Flowers on Friday

The name ‘catkins’ has evolved from the old Dutch word ‘Katteken’ meaning kitten in reference to the resemblance to a feline’s tail. Seen in spring on Birch, Hazel, Sweet Chestnut and Willow trees.   

Flowers on Friday

The Crocus The crocus is one of the first flowers to emerge in the spring. It is often referred to as the light bulb flower because it looks like a bright light bulb until the petals unfurl into the cup shaped flower. This year the displays have been fabulous. Then from my heart will young…

Spiky Squares

During the month of March, Becky, Queen of the Square format, is back. This month she would like to see anything spiky, jagged, bristly, serrated, prickly or barbed in whatever interpretation you like. The only rule: it must be a square. March Squares

Flowers on Friday

Seen in February, on the Salix Caprea Pendula (Kilmarnock willow tree). Purple crocuses form the Impressionist background colour. At the tail end of winter, fuzzy nubs start to appear along the branches of pussy willows. These soft silver tufts—as well as the plant itself—are named for their resemblance to tiny cats’ paws. They’re actually flowers…

Flower of the Month: February

February heralds the start of spring here in the UK, although officially spring begins in March. The 1st if you go by the meteorological calendar (I don’t) or the spring equinox which is on Wednesday 20 March this year. After the dull dark days of winter, February is when the days grow longer, the light…

Flower of the Month: January

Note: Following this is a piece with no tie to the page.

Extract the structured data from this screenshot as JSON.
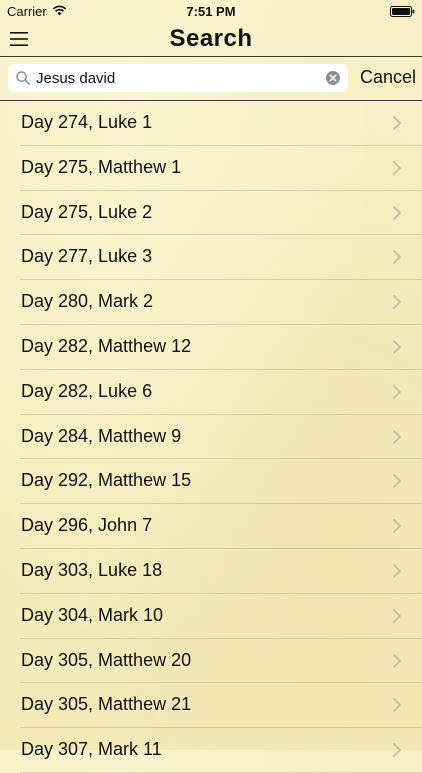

The hellebore is one of the earliest blooms to be spotted in the garden, appearing from late winter to early spring.  H. niger is a semi-evergreen perennial to 30cm, with pedately lobed, leathery, dark green leaves and, despite the name, the flowers are usually pure white or pink-flushed white, bowl-shaped flowers up to 8cm in…

Macro Monday #98

(click to enlarge to full size) Hemerocallis (daylilies) produce elegant, usually trumpet-like blooms in summer. They are rugged, adaptable, vigorous perennials that endure in a garden for many years with little or no care and come in all sorts of lovely colours.

Macro Monday #96

(click to enlarge to full size) Japanese Anemone (Anemone hupehensis) is a wonderful flower for the late summer and will grow in sun or shade so a good addition to the woodland border. The leaves are semi-evergreen and deeply cut and bring interesting texture to a herbaceous border. I just love the contrasting coronet of intense yellow…

Bee #7

The female red-tailed bumblebee (Bombus lapidarius) is a very large, black bumblebee with a big red ‘tail’.   It is a social bee, nesting in old burrows, or under stones and can be found in gardens, farmland, woodland edges, hedgerows and heathland: anywhere there are flowers to feed on. This was spotted on some Asters (if I can…

Small is Beautiful…

(click to enlarge to full size – if you dare) The spider species Araneus diadematus is commonly called the European garden spider, diadem spider, cross spider, or crowned orb weaver. It is a dangerous time in the garden, whilst cutting down or pulling out dead and finished flowers you run the gauntlet of coming face-to-face with one…